Romeo & Juliet at Bristol Cathedral
Producer Ladi Emeruwa, says: “It will be a fascinating contrast to see students at the beginning of their artistic careers coincident with the version played by mature actors at the Bristol Old Vic.”
When Shakespeare wrote Romeo and Juliet at the close of the sixteenth century, he created what has come to be seen as the archetypal love story of western culture. An impassioned portrait of young hearts adrift, his romantic tragedy has been a mainstay of the English theatrical tradition since its debut on the Jacobean stage. Four hundred years down the line, to encounter Romeo and Juliet remains as visceral and heart wrenching an experience as ever before. The city of Verona lies victim to a violent and deep-seated feud between its two great families, the Montagues and the Capulets. As their children, conditioned from birth to perpetuate the enmity, meet and fall in all-consuming love, their double lives become increasingly difficult to sustain. When Romeo is banished for the murder of Juliet’s choleric cousin Tybalt, and the abandoned Juliet is forced into an arranged marriage with a more suitable match, desperate times call for desperate measures.
Emeruwa, and Director, Emily Smith, are 3rd year students at the University of Bristol, studying law and English respectively, and have both been heavily involved in local amateur drama. Their main reason for mounting this production was that they felt the University had become somewhat disconnected from the local community and they wanted to re-establish the important theatrical link that was once there.

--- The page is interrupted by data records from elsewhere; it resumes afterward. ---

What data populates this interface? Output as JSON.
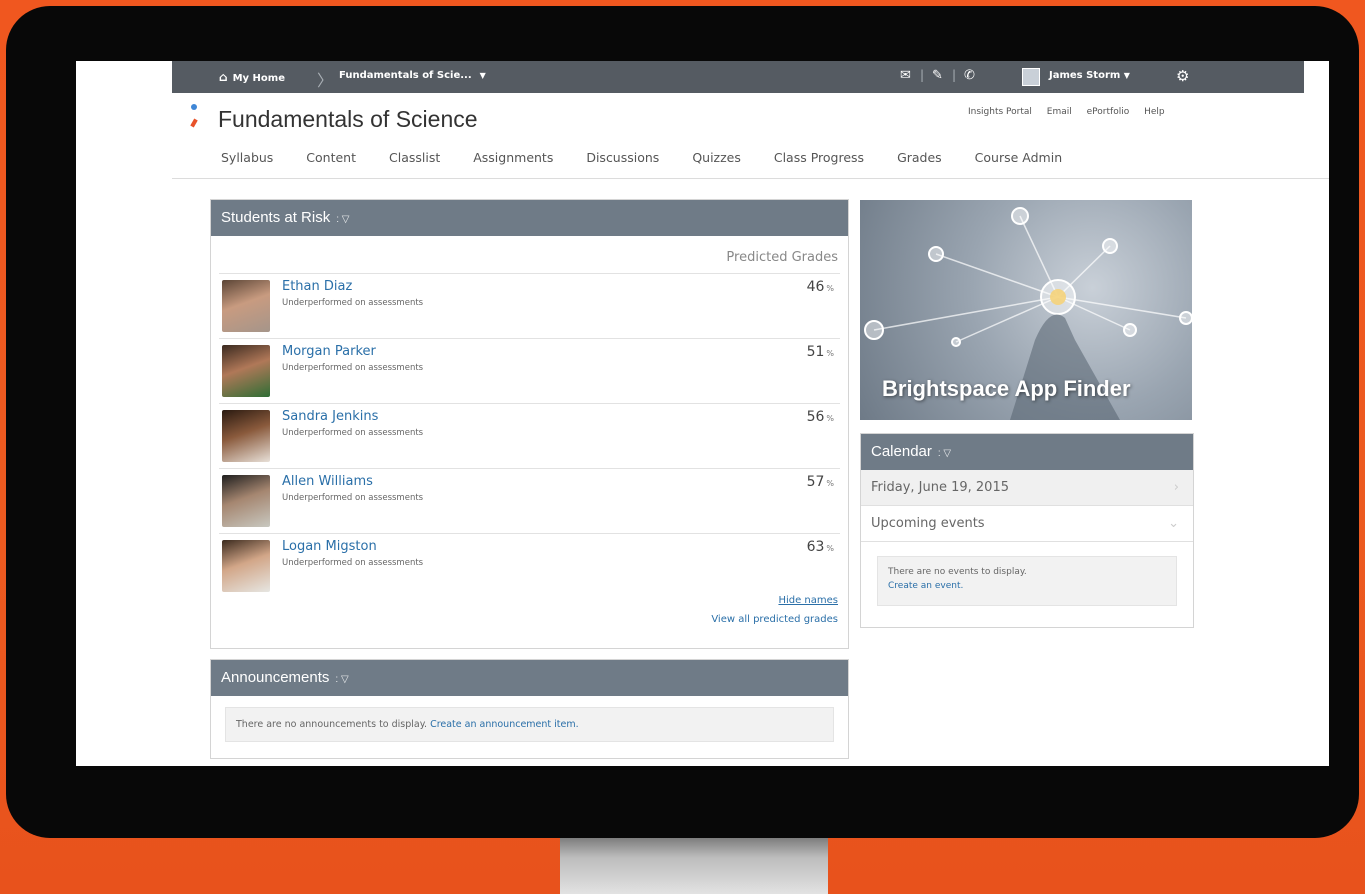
{
  "topbar": {
    "home_label": "My Home",
    "course_label": "Fundamentals of Scie...",
    "user_name": "James Storm",
    "icons": [
      "mail-icon",
      "notebook-icon",
      "chat-icon",
      "gear-icon"
    ]
  },
  "course": {
    "title": "Fundamentals of Science",
    "utility_links": [
      "Insights Portal",
      "Email",
      "ePortfolio",
      "Help"
    ],
    "nav": [
      "Syllabus",
      "Content",
      "Classlist",
      "Assignments",
      "Discussions",
      "Quizzes",
      "Class Progress",
      "Grades",
      "Course Admin"
    ]
  },
  "risk_widget": {
    "title": "Students at Risk",
    "column_header": "Predicted Grades",
    "students": [
      {
        "name": "Ethan Diaz",
        "note": "Underperformed on assessments",
        "grade": "46",
        "unit": "%"
      },
      {
        "name": "Morgan Parker",
        "note": "Underperformed on assessments",
        "grade": "51",
        "unit": "%"
      },
      {
        "name": "Sandra Jenkins",
        "note": "Underperformed on assessments",
        "grade": "56",
        "unit": "%"
      },
      {
        "name": "Allen Williams",
        "note": "Underperformed on assessments",
        "grade": "57",
        "unit": "%"
      },
      {
        "name": "Logan Migston",
        "note": "Underperformed on assessments",
        "grade": "63",
        "unit": "%"
      }
    ],
    "hide_names": "Hide names",
    "view_all": "View all predicted grades"
  },
  "announcements": {
    "title": "Announcements",
    "empty_text": "There are no announcements to display.",
    "create_link": "Create an announcement item."
  },
  "promo": {
    "text": "Brightspace App Finder"
  },
  "calendar": {
    "title": "Calendar",
    "date": "Friday, June 19, 2015",
    "upcoming": "Upcoming events",
    "empty_text": "There are no events to display.",
    "create_link": "Create an event."
  }
}
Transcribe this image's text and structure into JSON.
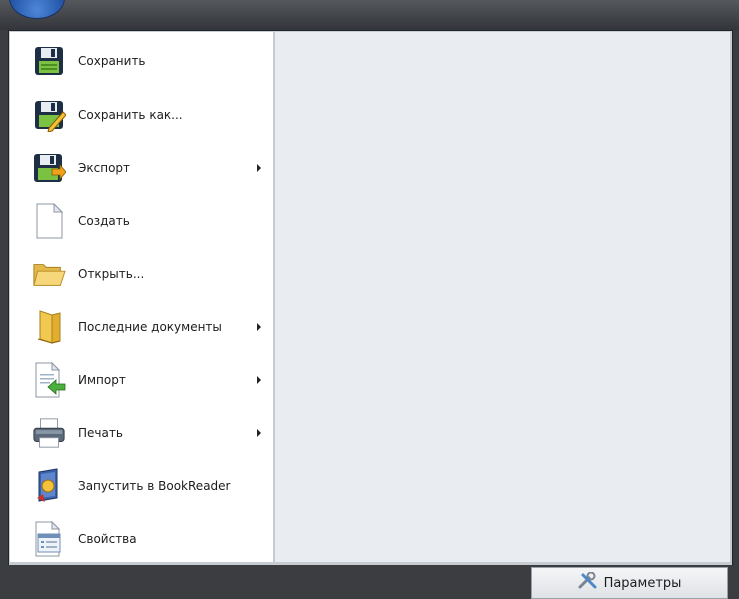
{
  "menu": {
    "items": [
      {
        "label": "Сохранить",
        "icon": "save-icon",
        "submenu": false
      },
      {
        "label": "Сохранить как...",
        "icon": "save-as-icon",
        "submenu": false
      },
      {
        "label": "Экспорт",
        "icon": "export-icon",
        "submenu": true
      },
      {
        "label": "Создать",
        "icon": "new-document-icon",
        "submenu": false
      },
      {
        "label": "Открыть...",
        "icon": "open-folder-icon",
        "submenu": false
      },
      {
        "label": "Последние документы",
        "icon": "recent-documents-icon",
        "submenu": true
      },
      {
        "label": "Импорт",
        "icon": "import-icon",
        "submenu": true
      },
      {
        "label": "Печать",
        "icon": "printer-icon",
        "submenu": true
      },
      {
        "label": "Запустить в BookReader",
        "icon": "bookreader-icon",
        "submenu": false
      },
      {
        "label": "Свойства",
        "icon": "properties-icon",
        "submenu": false
      }
    ]
  },
  "footer": {
    "params_label": "Параметры",
    "params_icon": "tools-icon"
  },
  "colors": {
    "orb": "#2a5fb2",
    "frame": "#3b3d41",
    "menu_bg": "#ffffff",
    "right_panel": "#e9ecf0"
  }
}
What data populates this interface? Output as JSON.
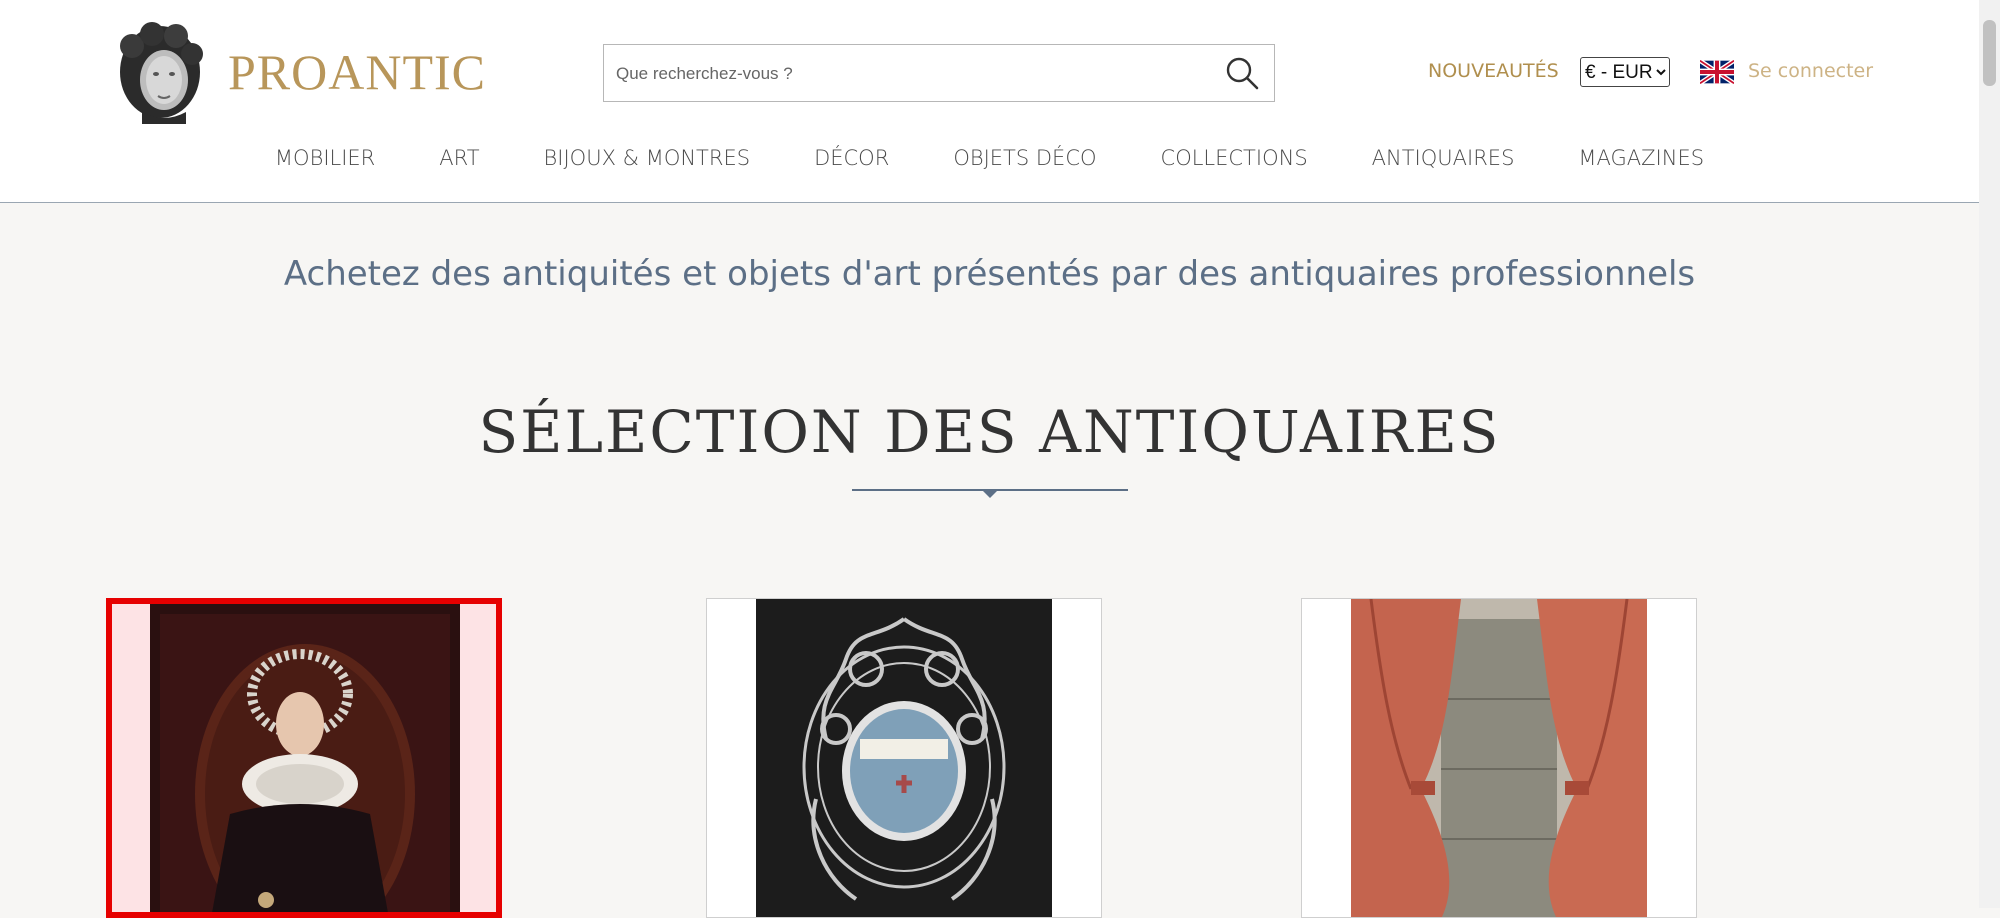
{
  "header": {
    "logo_text": "PROANTIC",
    "search_placeholder": "Que recherchez-vous ?",
    "new_link": "NOUVEAUTÉS",
    "currency_selected": "€ - EUR",
    "login_link": "Se connecter",
    "brand_color": "#b8965a"
  },
  "nav": {
    "items": [
      "MOBILIER",
      "ART",
      "BIJOUX & MONTRES",
      "DÉCOR",
      "OBJETS DÉCO",
      "COLLECTIONS",
      "ANTIQUAIRES",
      "MAGAZINES"
    ]
  },
  "main": {
    "tagline": "Achetez des antiquités et objets d'art présentés par des antiquaires professionnels",
    "section_title": "SÉLECTION DES ANTIQUAIRES",
    "cards": [
      {
        "subject": "portrait-painting",
        "selected": true
      },
      {
        "subject": "silver-filigree-reliquary",
        "selected": false
      },
      {
        "subject": "velvet-curtains",
        "selected": false
      }
    ]
  }
}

They determined that to stage something of real substance, they needed a larger budget than students are ordinarily given, so with the assistance of the Bristol University Business Angels, set out to construct a plan that would make the project commercially viable and attract the much needed financial support. Having secured investment, the couple set their sites on the Cathedral as the perfect space for their production and assembled a production team of 8 people, and a cast of nearly 30 of the brightest young actors in Bristol (all either University students or alumni), 8 choristers and 7 musicians.

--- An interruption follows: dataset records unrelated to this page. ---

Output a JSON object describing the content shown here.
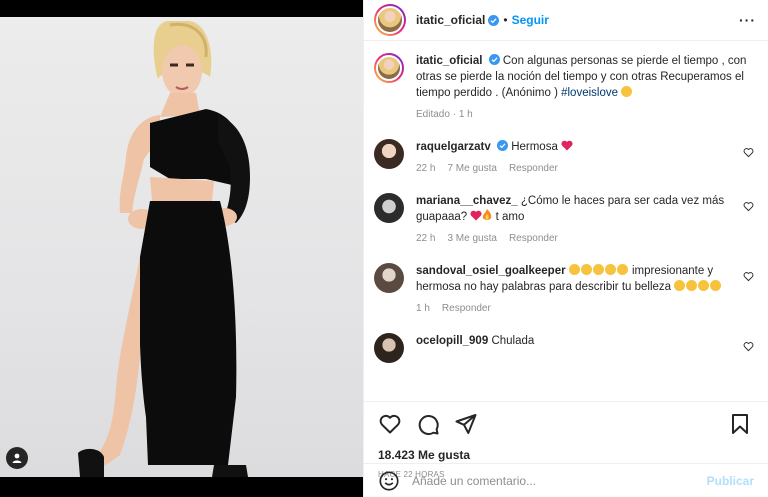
{
  "post": {
    "username": "itatic_oficial",
    "follow_label": "Seguir",
    "caption_text": "Con algunas personas se pierde el tiempo , con otras se pierde la noción del tiempo y con otras Recuperamos el tiempo perdido . (Anónimo ) ",
    "caption_hashtag": "#loveislove",
    "caption_edited": "Editado",
    "caption_age": "1 h"
  },
  "comments": [
    {
      "user": "raquelgarzatv",
      "text": "Hermosa",
      "age": "22 h",
      "likes": "7 Me gusta",
      "reply": "Responder"
    },
    {
      "user": "mariana__chavez_",
      "text": "¿Cómo le haces para ser cada vez más guapaaa? ",
      "text2": " t amo",
      "age": "22 h",
      "likes": "3 Me gusta",
      "reply": "Responder"
    },
    {
      "user": "sandoval_osiel_goalkeeper",
      "text": " impresionante y hermosa no hay palabras para describir tu belleza ",
      "age": "1 h",
      "reply": "Responder"
    },
    {
      "user": "ocelopill_909",
      "text": "Chulada"
    }
  ],
  "actions": {
    "likes": "18.423 Me gusta",
    "time": "HACE 22 HORAS"
  },
  "composer": {
    "placeholder": "Añade un comentario...",
    "publish": "Publicar"
  },
  "colors": {
    "link": "#0095f6",
    "verified": "#3897f0",
    "heart": "#ed4956",
    "muted": "#8e8e8e"
  },
  "icons": [
    "heart-icon",
    "comment-icon",
    "share-icon",
    "bookmark-icon",
    "emoji-icon",
    "more-icon",
    "verified-icon",
    "user-tag-icon"
  ]
}
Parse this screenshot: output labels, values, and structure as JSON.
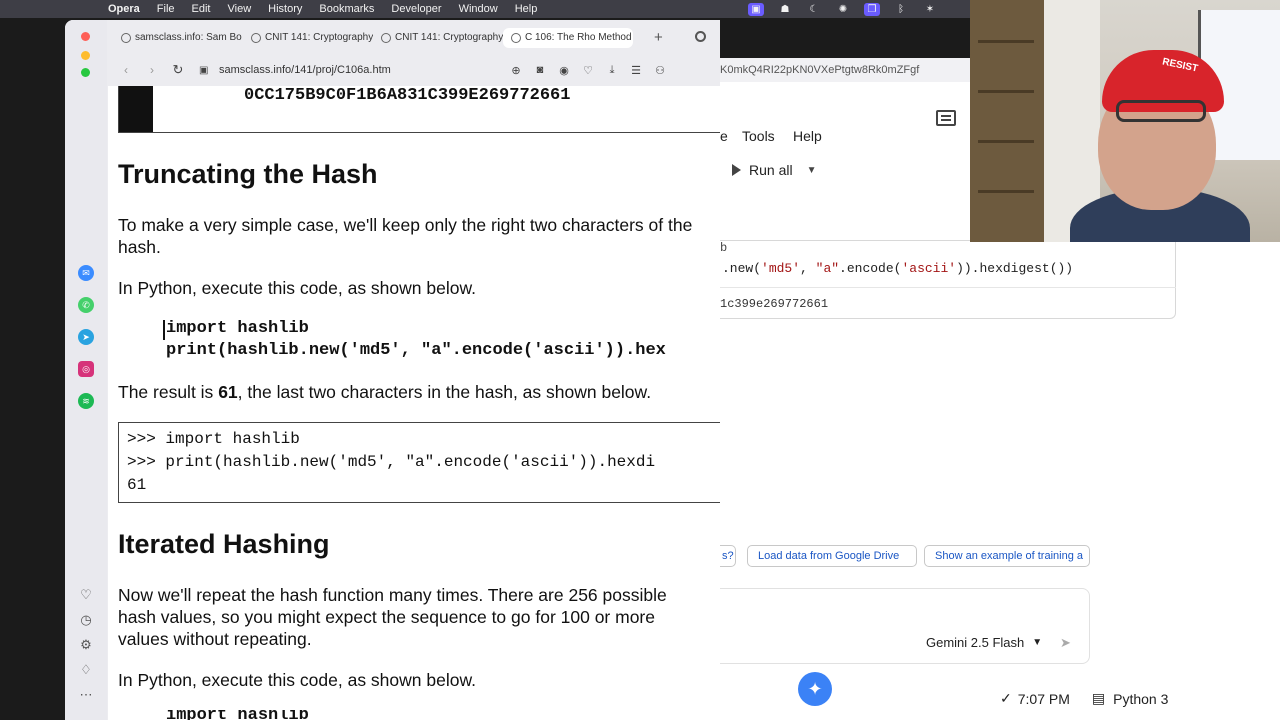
{
  "menubar": {
    "items": [
      "Opera",
      "File",
      "Edit",
      "View",
      "History",
      "Bookmarks",
      "Developer",
      "Window",
      "Help"
    ]
  },
  "browser": {
    "tabs": [
      {
        "label": "samsclass.info: Sam Bo"
      },
      {
        "label": "CNIT 141: Cryptography"
      },
      {
        "label": "CNIT 141: Cryptography"
      },
      {
        "label": "C 106: The Rho Method"
      }
    ],
    "url": "samsclass.info/141/proj/C106a.htm"
  },
  "page": {
    "hash_value": "0CC175B9C0F1B6A831C399E269772661",
    "section1_title": "Truncating the Hash",
    "para1": "To make a very simple case, we'll keep only the right two characters of the hash.",
    "para2": "In Python, execute this code, as shown below.",
    "code_line1": "import hashlib",
    "code_line2": "print(hashlib.new('md5', \"a\".encode('ascii')).hex",
    "result_prefix": "The result is ",
    "result_value": "61",
    "result_suffix": ", the last two characters in the hash, as shown below.",
    "term_line1": ">>> import hashlib",
    "term_line2": ">>> print(hashlib.new('md5', \"a\".encode('ascii')).hexdi",
    "term_line3": "61",
    "section2_title": "Iterated Hashing",
    "para3": "Now we'll repeat the hash function many times. There are 256 possible hash values, so you might expect the sequence to go for 100 or more values without repeating.",
    "para4": "In Python, execute this code, as shown below."
  },
  "colab": {
    "url_partial": "K0mkQ4RI22pKN0VXePtgtw8Rk0mZFgf",
    "menu_partial": "e",
    "menu_tools": "Tools",
    "menu_help": "Help",
    "run_all": "Run all",
    "cell_partial": "b",
    "cell_code_prefix": ".new(",
    "cell_code_str1": "'md5'",
    "cell_code_mid": ", ",
    "cell_code_str2": "\"a\"",
    "cell_code_mid2": ".encode(",
    "cell_code_str3": "'ascii'",
    "cell_code_suffix": ")).hexdigest())",
    "cell_output": "1c399e269772661",
    "chip1": "s?",
    "chip2": "Load data from Google Drive",
    "chip3": "Show an example of training a",
    "model": "Gemini 2.5 Flash",
    "status_time": "7:07 PM",
    "status_runtime": "Python 3"
  },
  "webcam": {
    "cap_text": "RESIST"
  },
  "colors": {
    "accent": "#6a5cff",
    "link": "#1a56c4",
    "traffic_red": "#fe5f57",
    "traffic_yellow": "#febc2e",
    "traffic_green": "#28c840"
  }
}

After 5 months of incredible hard work, Emeruwa adds: “(we) are about to stage what promises to be one of the most exciting experiences of Romeo and Juliet ever performed! Due to the promenade nature of the production, there will be set pieces where I guarantee that the audience will feel as if they had been transported back to fair Verona where we will lay our scene.”

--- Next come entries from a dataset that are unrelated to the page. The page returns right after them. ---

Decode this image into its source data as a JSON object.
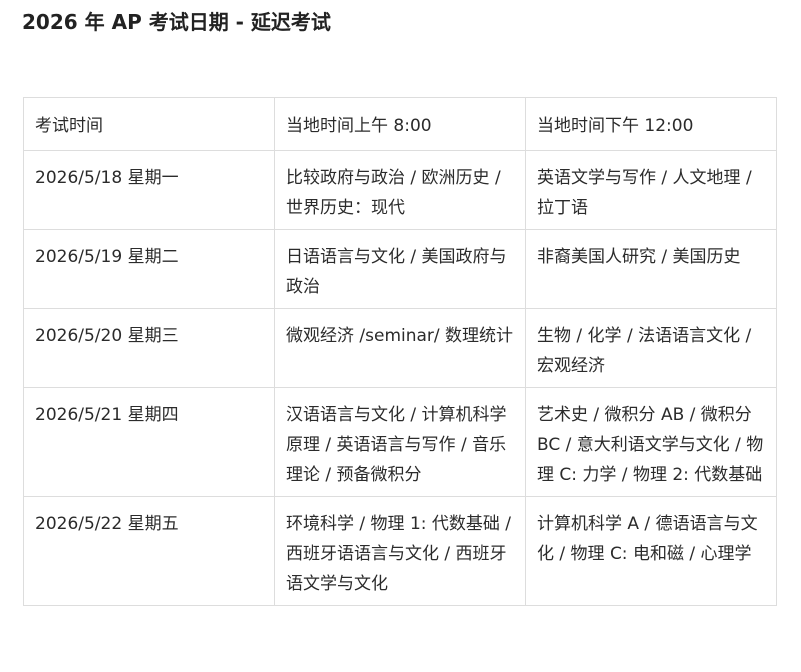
{
  "page": {
    "title": "2026 年 AP 考试日期 - 延迟考试"
  },
  "table": {
    "headers": [
      "考试时间",
      "当地时间上午 8:00",
      "当地时间下午 12:00"
    ],
    "rows": [
      {
        "date": "2026/5/18 星期一",
        "morning": "比较政府与政治 / 欧洲历史 / 世界历史：现代",
        "afternoon": "英语文学与写作 / 人文地理 / 拉丁语"
      },
      {
        "date": "2026/5/19 星期二",
        "morning": "日语语言与文化 / 美国政府与政治",
        "afternoon": "非裔美国人研究 / 美国历史"
      },
      {
        "date": "2026/5/20 星期三",
        "morning": "微观经济 /seminar/ 数理统计",
        "afternoon": "生物 / 化学 / 法语语言文化 / 宏观经济"
      },
      {
        "date": "2026/5/21 星期四",
        "morning": "汉语语言与文化 / 计算机科学原理 / 英语语言与写作 / 音乐理论 / 预备微积分",
        "afternoon": "艺术史 / 微积分 AB / 微积分 BC / 意大利语文学与文化 / 物理 C: 力学 / 物理 2: 代数基础"
      },
      {
        "date": "2026/5/22 星期五",
        "morning": "环境科学 / 物理 1: 代数基础 / 西班牙语语言与文化 / 西班牙语文学与文化",
        "afternoon": "计算机科学 A / 德语语言与文化 / 物理 C: 电和磁 / 心理学"
      }
    ]
  }
}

A documentary film team have been charting their journey over the past few months and will be recording the production as well.
More details are available on www.playfullproduction.co.uk. Whatsonstage.com southwest will be there to review this unique production, which plays at the Bristol Cathedral from 21 to 24 April 2010.